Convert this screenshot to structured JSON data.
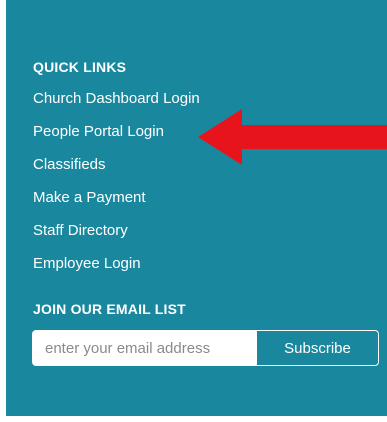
{
  "quick_links": {
    "title": "QUICK LINKS",
    "items": [
      {
        "label": "Church Dashboard Login"
      },
      {
        "label": "People Portal Login"
      },
      {
        "label": "Classifieds"
      },
      {
        "label": "Make a Payment"
      },
      {
        "label": "Staff Directory"
      },
      {
        "label": "Employee Login"
      }
    ]
  },
  "email_list": {
    "title": "JOIN OUR EMAIL LIST",
    "input_placeholder": "enter your email address",
    "input_value": "",
    "subscribe_label": "Subscribe"
  },
  "annotation": {
    "arrow_icon": "red-left-arrow-icon",
    "arrow_color": "#e8141c"
  },
  "colors": {
    "panel_background": "#19889f",
    "text": "#ffffff"
  }
}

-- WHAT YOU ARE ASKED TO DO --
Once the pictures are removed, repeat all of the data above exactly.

-- ANSWER SPACE --
Convert this screenshot to structured JSON data.
{
  "quick_links": {
    "title": "QUICK LINKS",
    "items": [
      {
        "label": "Church Dashboard Login"
      },
      {
        "label": "People Portal Login"
      },
      {
        "label": "Classifieds"
      },
      {
        "label": "Make a Payment"
      },
      {
        "label": "Staff Directory"
      },
      {
        "label": "Employee Login"
      }
    ]
  },
  "email_list": {
    "title": "JOIN OUR EMAIL LIST",
    "input_placeholder": "enter your email address",
    "input_value": "",
    "subscribe_label": "Subscribe"
  },
  "annotation": {
    "arrow_icon": "red-left-arrow-icon",
    "arrow_color": "#e8141c"
  },
  "colors": {
    "panel_background": "#19889f",
    "text": "#ffffff"
  }
}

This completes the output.